That Thornburg, based in Sante Fe, New Mexico, appeared to be hitting the wall was somewhat surprising considering its customers' low default rate and high credit quality. The problem at Thornburg was not that its customers could no longer pay the interest and principal on their mortgages; the problem was that the company could no longer fund its business on a day-to-day basis. Thornburg had a liquidity problem because its lenders no longer liked the collateral — those jumbo mortgages — Thornburg used to obtain financing.
Unlike a bank, which is able to use the cash from its depositors to fund most of its operations, financial institutions such as Thornburg as well as pure investment banks such as Lehman Brothers and Bear Stearns had no depositors' money to use. Instead they funded their operations in a few ways: either by occasionally issuing long-term securities, such as debt or preferred stock, or most often by obtaining short-term, often overnight, borrowings in the unsecured commercial paper market or in the overnight "repo" market, where the borrowings are secured by the various securities and other assets on their balance sheets. These fairly routine borrowings have been repeated day after day for some thirty years and worked splendidly — until there was perceived to be a problem with either the securities or the institutions backing them up, and then the funding evaporated like rain in the Sahara. The dirty little secret of what used to be known as Wall Street securities firms — Goldman Sachs, Morgan Stanley, Merrill Lynch, Lehman Brothers, and Bear Stearns — was that every one of them funded their business in this way to varying degrees, and every one of them was always just twenty-four hours away from a funding crisis. The key to day-to-day survival was the skill with which Wall Street executives managed their firms' ongoing reputation in the marketplace.
Thornburg financed its operations very similarly to the way investment banks did. But in mid-February 2008, Thornburg was having a very difficult time managing its perception in the marketplace because its short-term borrowings were backed by the mortgages it held on its balance sheet. Some of these mortgages were prime mortgages, money lent to the lowest-risk borrowers, and some were those Alt-A mortgages, which were marginally riskier than prime mortgages and offered investors higher yields. At Thornburg, 99.56 percent of these mortgages were performing just fine.

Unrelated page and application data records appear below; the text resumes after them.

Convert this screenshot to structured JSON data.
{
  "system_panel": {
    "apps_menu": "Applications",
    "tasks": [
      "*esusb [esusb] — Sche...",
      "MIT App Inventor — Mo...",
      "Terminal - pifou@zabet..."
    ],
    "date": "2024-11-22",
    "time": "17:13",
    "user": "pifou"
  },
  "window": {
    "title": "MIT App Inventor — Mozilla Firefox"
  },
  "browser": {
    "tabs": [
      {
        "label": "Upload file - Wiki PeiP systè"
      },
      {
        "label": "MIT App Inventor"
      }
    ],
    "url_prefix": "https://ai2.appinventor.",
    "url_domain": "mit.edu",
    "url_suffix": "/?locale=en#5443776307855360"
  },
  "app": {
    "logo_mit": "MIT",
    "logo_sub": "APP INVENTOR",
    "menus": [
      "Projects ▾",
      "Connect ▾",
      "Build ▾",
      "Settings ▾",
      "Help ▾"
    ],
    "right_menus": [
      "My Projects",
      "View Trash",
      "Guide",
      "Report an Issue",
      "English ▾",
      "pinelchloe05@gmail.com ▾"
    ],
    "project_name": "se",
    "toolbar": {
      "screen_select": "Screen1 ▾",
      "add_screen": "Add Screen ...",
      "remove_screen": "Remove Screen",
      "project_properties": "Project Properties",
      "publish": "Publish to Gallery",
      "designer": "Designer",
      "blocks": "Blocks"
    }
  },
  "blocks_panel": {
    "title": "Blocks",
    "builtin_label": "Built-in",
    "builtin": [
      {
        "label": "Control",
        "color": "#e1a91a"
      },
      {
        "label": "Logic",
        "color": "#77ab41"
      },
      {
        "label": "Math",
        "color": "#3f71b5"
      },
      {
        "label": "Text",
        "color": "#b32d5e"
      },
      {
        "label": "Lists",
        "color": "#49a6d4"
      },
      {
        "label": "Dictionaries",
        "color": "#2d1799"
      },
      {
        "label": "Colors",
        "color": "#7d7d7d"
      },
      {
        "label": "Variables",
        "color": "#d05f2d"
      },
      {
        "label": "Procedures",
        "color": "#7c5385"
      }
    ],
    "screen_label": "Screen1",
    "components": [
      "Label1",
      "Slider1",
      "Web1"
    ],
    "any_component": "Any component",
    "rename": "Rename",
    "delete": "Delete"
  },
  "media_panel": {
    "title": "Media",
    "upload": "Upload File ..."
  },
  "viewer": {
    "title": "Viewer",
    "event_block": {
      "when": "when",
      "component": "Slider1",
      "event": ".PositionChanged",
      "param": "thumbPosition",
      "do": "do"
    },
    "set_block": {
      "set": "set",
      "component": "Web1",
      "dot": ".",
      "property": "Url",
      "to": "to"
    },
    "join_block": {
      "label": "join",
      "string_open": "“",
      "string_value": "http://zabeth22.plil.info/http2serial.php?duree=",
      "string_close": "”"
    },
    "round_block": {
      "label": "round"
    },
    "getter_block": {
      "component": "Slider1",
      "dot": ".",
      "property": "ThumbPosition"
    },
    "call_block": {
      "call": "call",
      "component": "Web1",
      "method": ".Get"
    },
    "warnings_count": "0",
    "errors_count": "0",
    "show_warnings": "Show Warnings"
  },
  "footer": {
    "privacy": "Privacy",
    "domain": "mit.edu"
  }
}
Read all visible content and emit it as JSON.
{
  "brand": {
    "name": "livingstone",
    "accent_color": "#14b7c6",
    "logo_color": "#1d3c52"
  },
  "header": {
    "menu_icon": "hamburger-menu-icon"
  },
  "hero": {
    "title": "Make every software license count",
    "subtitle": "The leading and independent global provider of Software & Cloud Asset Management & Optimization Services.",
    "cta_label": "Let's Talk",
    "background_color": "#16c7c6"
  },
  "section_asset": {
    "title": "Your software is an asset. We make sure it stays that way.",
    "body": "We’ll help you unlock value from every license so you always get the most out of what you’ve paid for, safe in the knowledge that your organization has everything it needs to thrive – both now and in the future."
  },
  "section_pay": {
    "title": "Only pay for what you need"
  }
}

But that did not matter. What mattered was that the perception of these mortgage-related assets in the market was deteriorating rapidly. That perception spelled potential doom for firms such as Thornburg, Bear Stearns, and Lehman Brothers, which financed their businesses in the overnight repo market using mortgage-related assets as collateral.
Excerpted from House of Cards by William D. Cohan. Copyright © 2009 by William D. Cohan. Excerpted by permission of Doubleday, a division of Random House, Inc. All rights reserved. No part of this excerpt may be reproduced or reprinted without permission in writing from the publisher.